● YOUR ASSIGNMENT: Wherever the string "placeholder" appears in the entries below, return the line that holds it.

== Segment start ==

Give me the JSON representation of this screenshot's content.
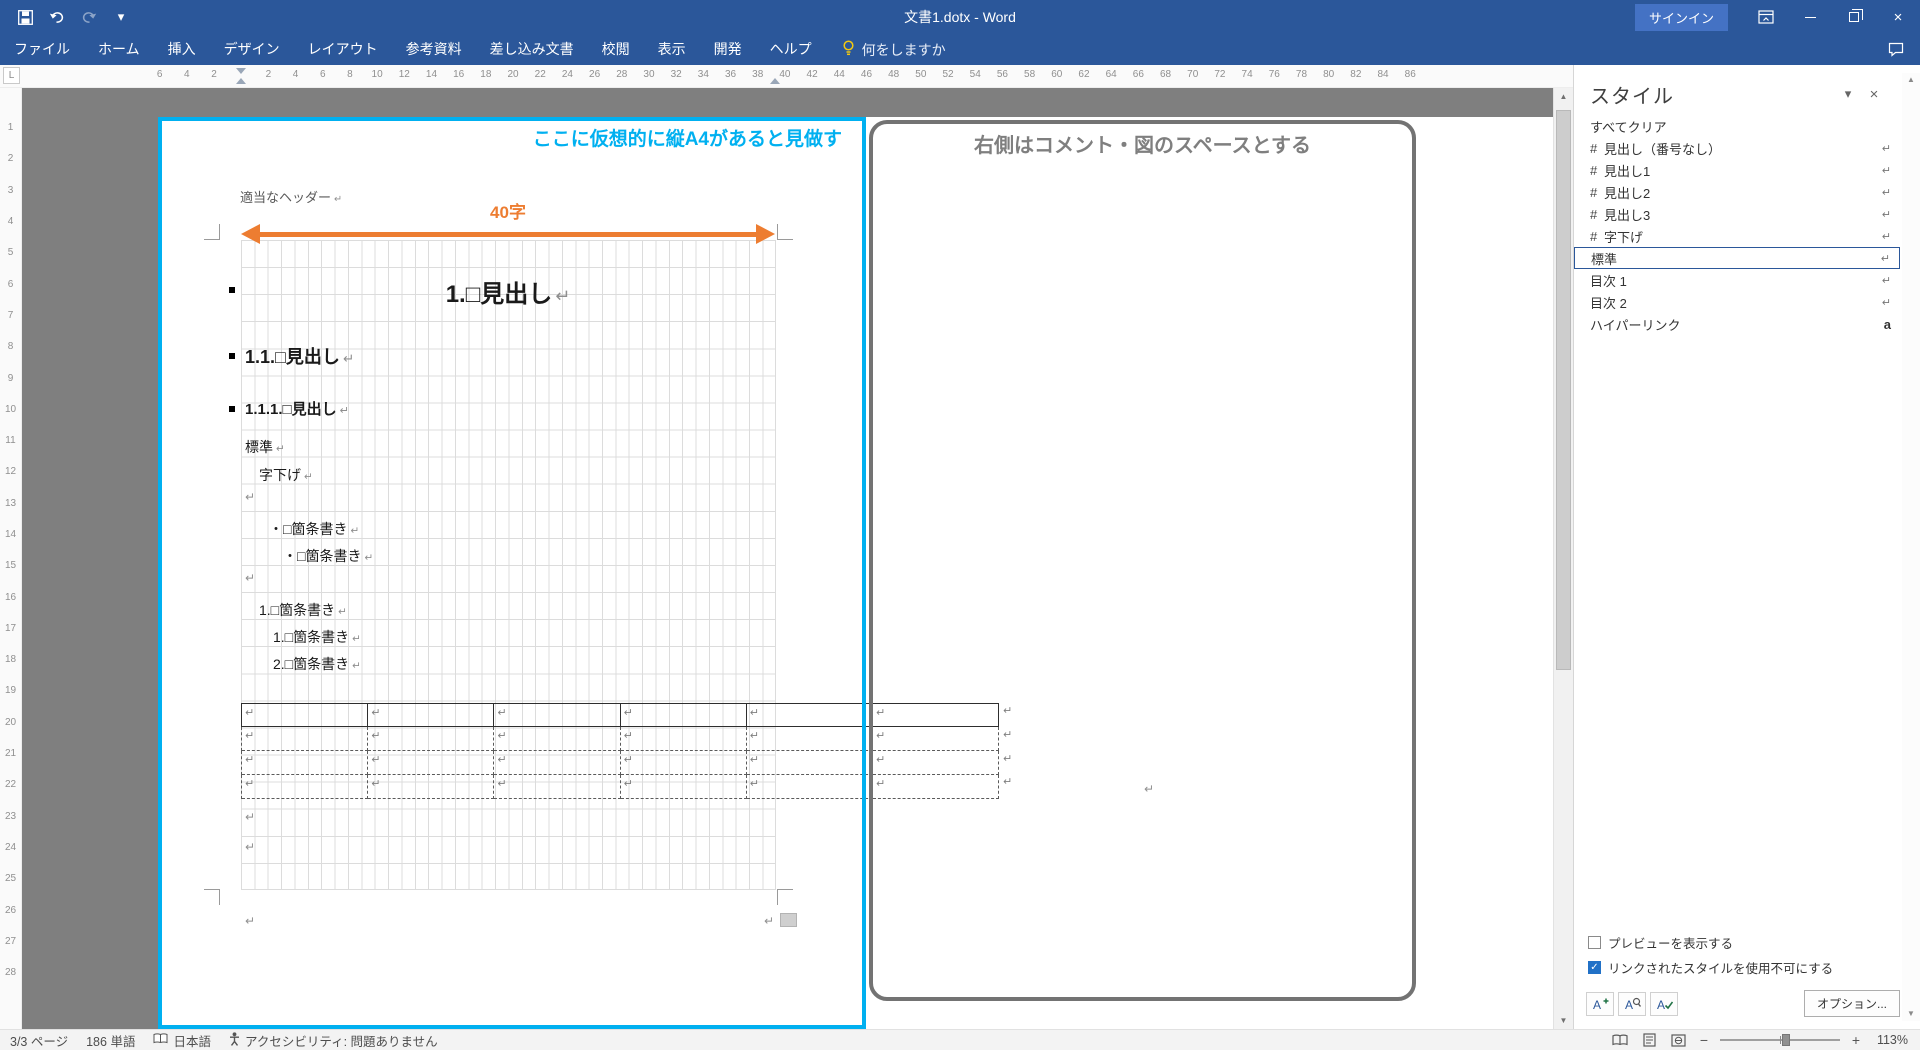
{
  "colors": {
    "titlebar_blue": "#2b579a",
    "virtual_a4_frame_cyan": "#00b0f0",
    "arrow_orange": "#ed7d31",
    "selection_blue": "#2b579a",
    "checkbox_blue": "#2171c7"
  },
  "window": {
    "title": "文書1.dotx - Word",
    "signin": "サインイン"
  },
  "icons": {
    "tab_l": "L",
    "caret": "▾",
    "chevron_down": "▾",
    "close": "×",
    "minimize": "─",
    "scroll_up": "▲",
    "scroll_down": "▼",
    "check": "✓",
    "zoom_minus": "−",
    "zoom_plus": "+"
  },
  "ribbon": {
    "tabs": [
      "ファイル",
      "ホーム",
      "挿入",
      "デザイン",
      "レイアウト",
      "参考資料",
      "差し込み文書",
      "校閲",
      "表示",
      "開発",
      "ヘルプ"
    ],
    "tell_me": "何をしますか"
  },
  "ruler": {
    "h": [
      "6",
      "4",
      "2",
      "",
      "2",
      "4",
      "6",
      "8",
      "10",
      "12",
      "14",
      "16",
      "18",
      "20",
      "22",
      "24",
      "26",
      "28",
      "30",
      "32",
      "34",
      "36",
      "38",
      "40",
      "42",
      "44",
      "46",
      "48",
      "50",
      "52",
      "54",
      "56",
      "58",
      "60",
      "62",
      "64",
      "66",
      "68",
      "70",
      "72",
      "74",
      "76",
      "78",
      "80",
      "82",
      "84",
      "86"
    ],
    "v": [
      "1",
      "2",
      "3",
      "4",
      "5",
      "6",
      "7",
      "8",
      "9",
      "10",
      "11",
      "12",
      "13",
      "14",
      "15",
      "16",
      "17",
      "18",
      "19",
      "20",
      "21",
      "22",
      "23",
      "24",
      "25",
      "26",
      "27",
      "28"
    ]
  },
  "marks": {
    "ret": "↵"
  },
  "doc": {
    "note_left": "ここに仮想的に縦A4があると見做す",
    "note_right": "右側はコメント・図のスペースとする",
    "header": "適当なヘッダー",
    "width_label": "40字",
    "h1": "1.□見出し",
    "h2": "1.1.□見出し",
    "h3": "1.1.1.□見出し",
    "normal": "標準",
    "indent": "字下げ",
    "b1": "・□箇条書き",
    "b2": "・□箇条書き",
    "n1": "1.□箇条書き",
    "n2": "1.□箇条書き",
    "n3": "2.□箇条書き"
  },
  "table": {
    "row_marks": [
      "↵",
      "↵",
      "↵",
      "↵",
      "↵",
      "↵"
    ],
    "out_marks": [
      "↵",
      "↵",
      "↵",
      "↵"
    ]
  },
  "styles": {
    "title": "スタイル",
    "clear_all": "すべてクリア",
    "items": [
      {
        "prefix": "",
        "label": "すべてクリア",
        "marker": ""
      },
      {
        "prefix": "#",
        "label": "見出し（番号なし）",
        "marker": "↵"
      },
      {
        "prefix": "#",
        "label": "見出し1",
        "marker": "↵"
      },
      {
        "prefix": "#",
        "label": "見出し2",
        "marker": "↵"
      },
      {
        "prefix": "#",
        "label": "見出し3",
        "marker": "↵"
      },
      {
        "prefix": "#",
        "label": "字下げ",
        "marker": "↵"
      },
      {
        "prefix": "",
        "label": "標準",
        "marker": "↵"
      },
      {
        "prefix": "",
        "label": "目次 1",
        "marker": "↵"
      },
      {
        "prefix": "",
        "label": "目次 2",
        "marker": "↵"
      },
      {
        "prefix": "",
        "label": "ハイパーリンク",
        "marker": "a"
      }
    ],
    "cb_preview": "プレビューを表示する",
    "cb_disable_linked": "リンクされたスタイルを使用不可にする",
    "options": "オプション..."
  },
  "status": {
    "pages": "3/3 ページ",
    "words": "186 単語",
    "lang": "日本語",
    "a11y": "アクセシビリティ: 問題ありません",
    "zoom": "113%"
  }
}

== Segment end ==
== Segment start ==

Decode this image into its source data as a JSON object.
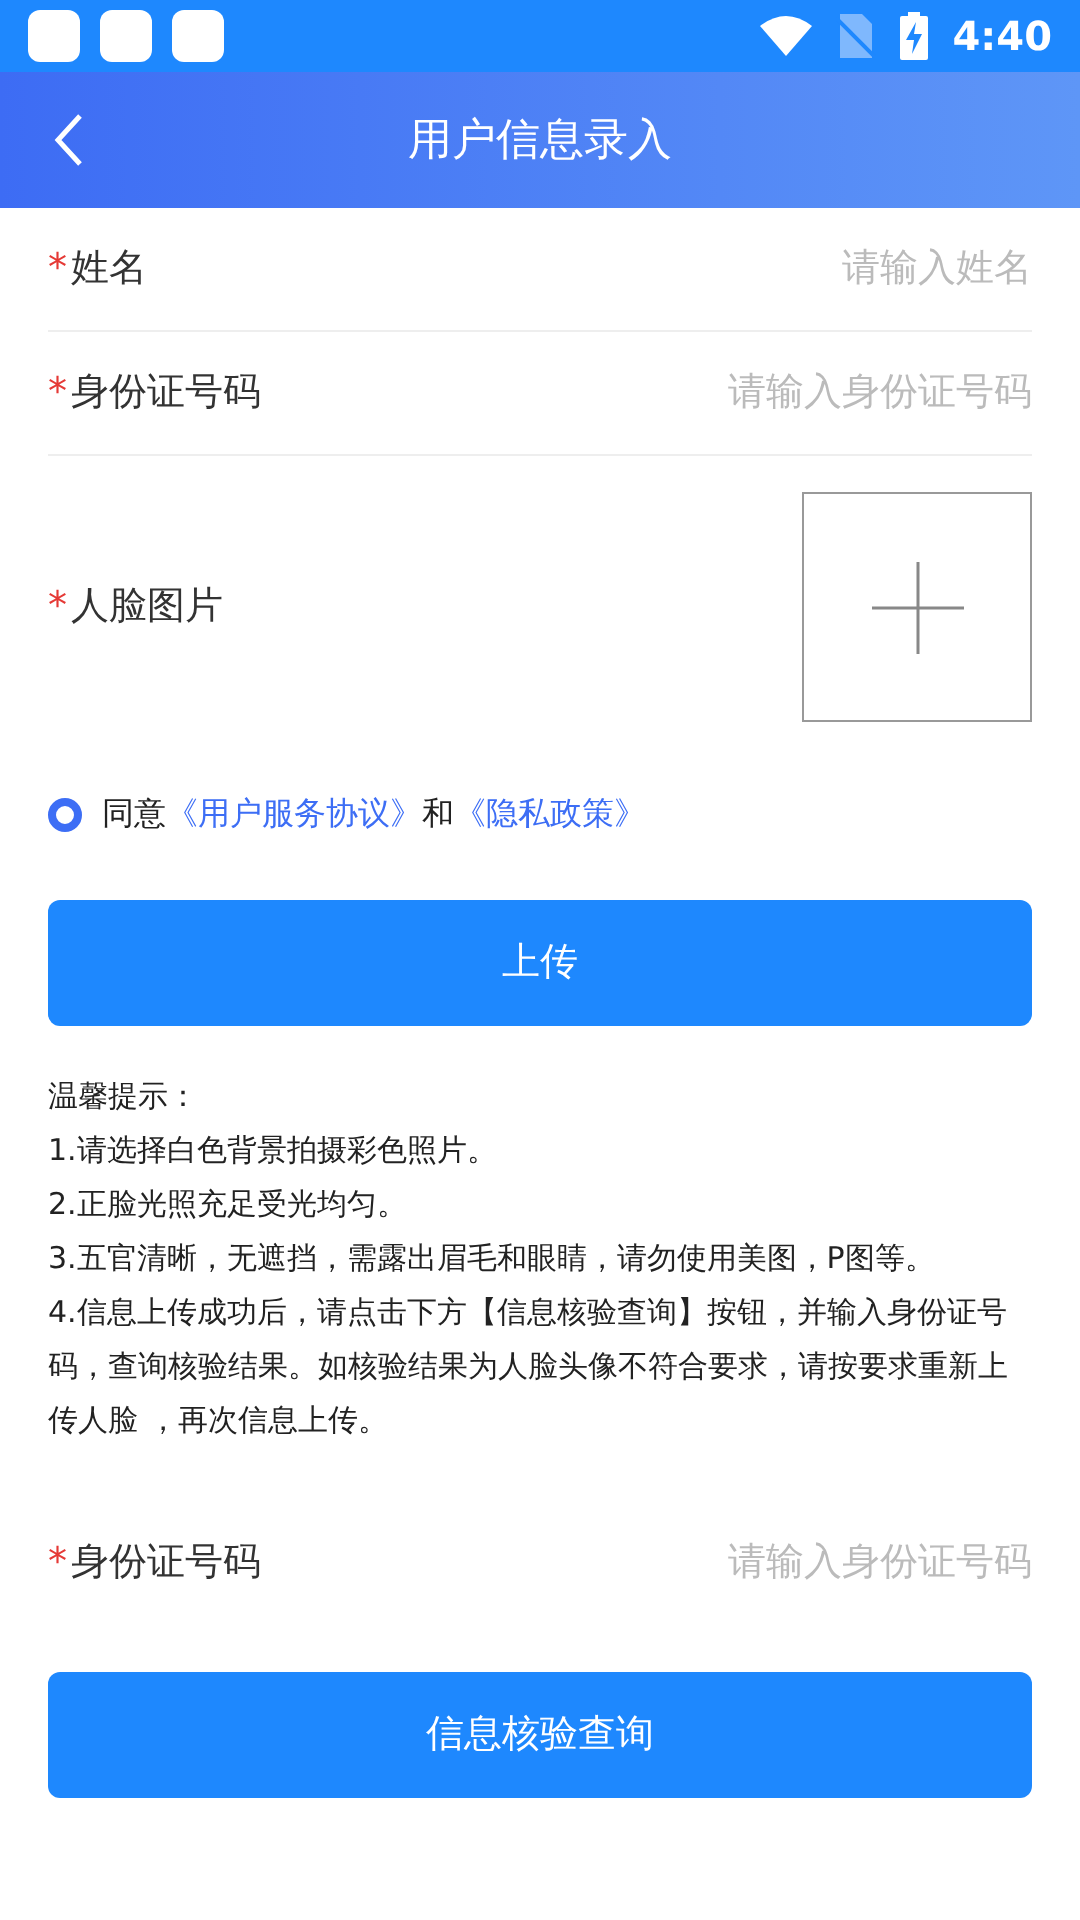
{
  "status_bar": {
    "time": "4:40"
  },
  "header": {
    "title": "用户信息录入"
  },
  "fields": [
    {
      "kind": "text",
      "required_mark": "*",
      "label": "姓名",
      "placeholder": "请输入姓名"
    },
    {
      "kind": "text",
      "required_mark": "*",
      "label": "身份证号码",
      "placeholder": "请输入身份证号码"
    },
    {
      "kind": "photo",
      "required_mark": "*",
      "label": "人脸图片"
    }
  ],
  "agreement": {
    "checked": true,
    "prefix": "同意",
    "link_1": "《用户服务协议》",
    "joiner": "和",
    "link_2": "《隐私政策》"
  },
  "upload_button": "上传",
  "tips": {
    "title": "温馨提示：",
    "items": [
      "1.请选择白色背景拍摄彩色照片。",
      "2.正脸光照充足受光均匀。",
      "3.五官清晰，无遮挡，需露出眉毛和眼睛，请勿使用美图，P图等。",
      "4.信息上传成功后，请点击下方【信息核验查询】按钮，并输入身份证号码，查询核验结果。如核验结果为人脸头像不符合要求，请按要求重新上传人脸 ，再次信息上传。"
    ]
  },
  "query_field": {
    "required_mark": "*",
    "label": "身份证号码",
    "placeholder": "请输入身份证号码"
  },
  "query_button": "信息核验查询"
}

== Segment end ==

● THE ANSWER:
      "placeholder": "请输入姓名"
      "placeholder": "请输入身份证号码"
    "placeholder": "请输入身份证号码"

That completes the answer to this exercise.